### [What the task requires]
Pictures aside, please retype the whole listing word for word.

=== Dataset records ===

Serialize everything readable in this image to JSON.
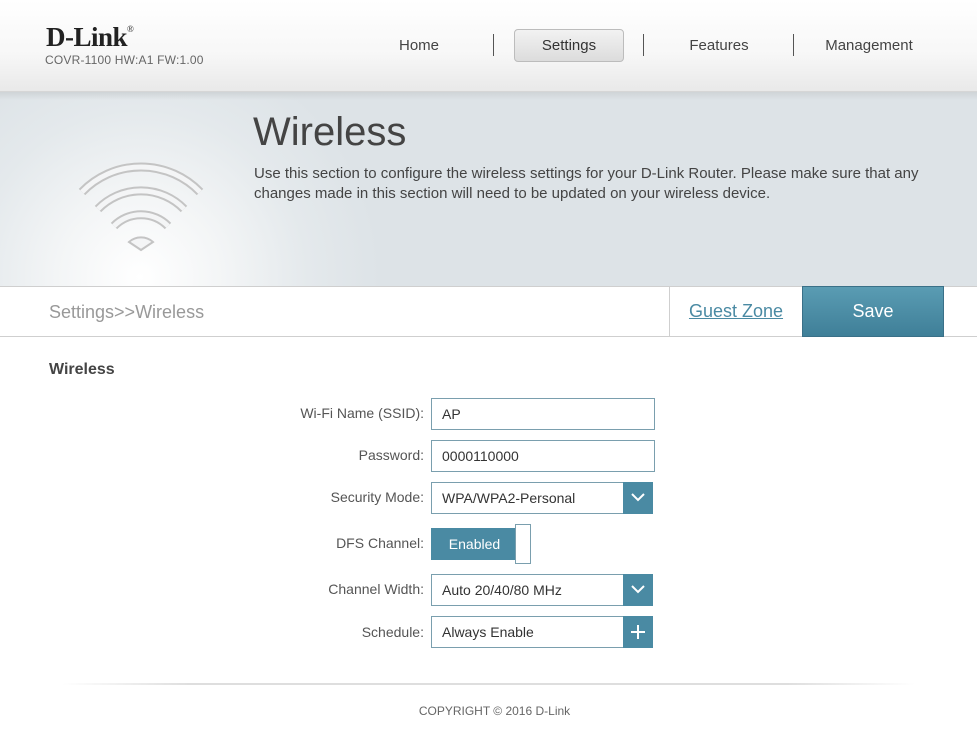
{
  "header": {
    "logo": "D-Link",
    "logo_mark": "®",
    "model": "COVR-1100 HW:A1 FW:1.00",
    "nav": {
      "home": "Home",
      "settings": "Settings",
      "features": "Features",
      "management": "Management"
    }
  },
  "hero": {
    "title": "Wireless",
    "description": "Use this section to configure the wireless settings for your D-Link Router. Please make sure that any changes made in this section will need to be updated on your wireless device.",
    "icon": "wifi-icon"
  },
  "subbar": {
    "breadcrumb": "Settings>>Wireless",
    "guest_zone": "Guest Zone",
    "save": "Save"
  },
  "form": {
    "section_title": "Wireless",
    "ssid": {
      "label": "Wi-Fi Name (SSID):",
      "value": "AP"
    },
    "password": {
      "label": "Password:",
      "value": "0000110000"
    },
    "security_mode": {
      "label": "Security Mode:",
      "value": "WPA/WPA2-Personal"
    },
    "dfs_channel": {
      "label": "DFS Channel:",
      "value": "Enabled"
    },
    "channel_width": {
      "label": "Channel Width:",
      "value": "Auto 20/40/80 MHz"
    },
    "schedule": {
      "label": "Schedule:",
      "value": "Always Enable"
    }
  },
  "footer": {
    "copyright": "COPYRIGHT © 2016 D-Link"
  },
  "colors": {
    "accent": "#4a8aa3",
    "link": "#4a8aa3",
    "text": "#444444"
  }
}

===

### [Response box]
Serialize everything readable in this image to JSON.
{
  "header": {
    "logo": "D-Link",
    "logo_mark": "®",
    "model": "COVR-1100 HW:A1 FW:1.00",
    "nav": {
      "home": "Home",
      "settings": "Settings",
      "features": "Features",
      "management": "Management"
    }
  },
  "hero": {
    "title": "Wireless",
    "description": "Use this section to configure the wireless settings for your D-Link Router. Please make sure that any changes made in this section will need to be updated on your wireless device.",
    "icon": "wifi-icon"
  },
  "subbar": {
    "breadcrumb": "Settings>>Wireless",
    "guest_zone": "Guest Zone",
    "save": "Save"
  },
  "form": {
    "section_title": "Wireless",
    "ssid": {
      "label": "Wi-Fi Name (SSID):",
      "value": "AP"
    },
    "password": {
      "label": "Password:",
      "value": "0000110000"
    },
    "security_mode": {
      "label": "Security Mode:",
      "value": "WPA/WPA2-Personal"
    },
    "dfs_channel": {
      "label": "DFS Channel:",
      "value": "Enabled"
    },
    "channel_width": {
      "label": "Channel Width:",
      "value": "Auto 20/40/80 MHz"
    },
    "schedule": {
      "label": "Schedule:",
      "value": "Always Enable"
    }
  },
  "footer": {
    "copyright": "COPYRIGHT © 2016 D-Link"
  },
  "colors": {
    "accent": "#4a8aa3",
    "link": "#4a8aa3",
    "text": "#444444"
  }
}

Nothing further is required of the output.